- Opening Delimiter -
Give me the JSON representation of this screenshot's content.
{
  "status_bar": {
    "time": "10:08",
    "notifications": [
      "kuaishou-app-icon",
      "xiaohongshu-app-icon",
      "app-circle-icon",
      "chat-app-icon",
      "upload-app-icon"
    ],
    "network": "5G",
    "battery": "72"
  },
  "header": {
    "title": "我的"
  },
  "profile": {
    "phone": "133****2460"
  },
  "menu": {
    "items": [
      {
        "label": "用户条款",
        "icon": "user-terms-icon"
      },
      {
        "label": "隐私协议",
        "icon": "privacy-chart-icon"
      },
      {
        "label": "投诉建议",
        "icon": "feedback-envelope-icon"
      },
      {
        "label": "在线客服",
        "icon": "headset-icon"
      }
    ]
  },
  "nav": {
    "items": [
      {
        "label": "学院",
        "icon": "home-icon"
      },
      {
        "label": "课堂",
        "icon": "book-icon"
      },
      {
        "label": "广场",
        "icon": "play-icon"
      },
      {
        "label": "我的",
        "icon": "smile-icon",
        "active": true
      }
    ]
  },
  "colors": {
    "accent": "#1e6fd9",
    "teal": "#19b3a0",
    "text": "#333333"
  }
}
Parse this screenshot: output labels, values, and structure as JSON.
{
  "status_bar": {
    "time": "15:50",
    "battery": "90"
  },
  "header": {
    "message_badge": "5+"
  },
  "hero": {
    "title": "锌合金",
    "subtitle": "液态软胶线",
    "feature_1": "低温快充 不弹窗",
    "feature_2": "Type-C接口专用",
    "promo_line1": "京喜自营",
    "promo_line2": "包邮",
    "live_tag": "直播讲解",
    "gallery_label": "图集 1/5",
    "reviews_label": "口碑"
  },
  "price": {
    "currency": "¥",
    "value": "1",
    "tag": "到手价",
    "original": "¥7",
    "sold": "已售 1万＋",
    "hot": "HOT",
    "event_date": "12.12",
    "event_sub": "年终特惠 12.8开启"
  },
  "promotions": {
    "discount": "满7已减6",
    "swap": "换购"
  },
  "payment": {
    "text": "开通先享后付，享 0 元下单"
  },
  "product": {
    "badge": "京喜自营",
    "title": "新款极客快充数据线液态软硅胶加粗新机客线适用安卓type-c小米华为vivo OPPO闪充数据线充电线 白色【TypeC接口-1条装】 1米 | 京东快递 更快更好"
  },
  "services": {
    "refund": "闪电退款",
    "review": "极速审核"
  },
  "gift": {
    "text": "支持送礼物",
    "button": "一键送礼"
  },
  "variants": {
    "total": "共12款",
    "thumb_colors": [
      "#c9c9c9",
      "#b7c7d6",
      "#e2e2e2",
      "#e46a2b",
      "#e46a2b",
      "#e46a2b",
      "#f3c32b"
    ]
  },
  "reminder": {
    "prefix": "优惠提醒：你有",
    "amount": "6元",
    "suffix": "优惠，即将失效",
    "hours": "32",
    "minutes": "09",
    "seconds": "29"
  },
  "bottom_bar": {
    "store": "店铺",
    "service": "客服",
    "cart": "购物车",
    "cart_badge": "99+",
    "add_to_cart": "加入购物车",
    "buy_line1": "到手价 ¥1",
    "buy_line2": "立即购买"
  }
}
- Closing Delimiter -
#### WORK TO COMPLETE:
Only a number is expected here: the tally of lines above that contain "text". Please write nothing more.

#### SOLUTION TO THIS TASK:
3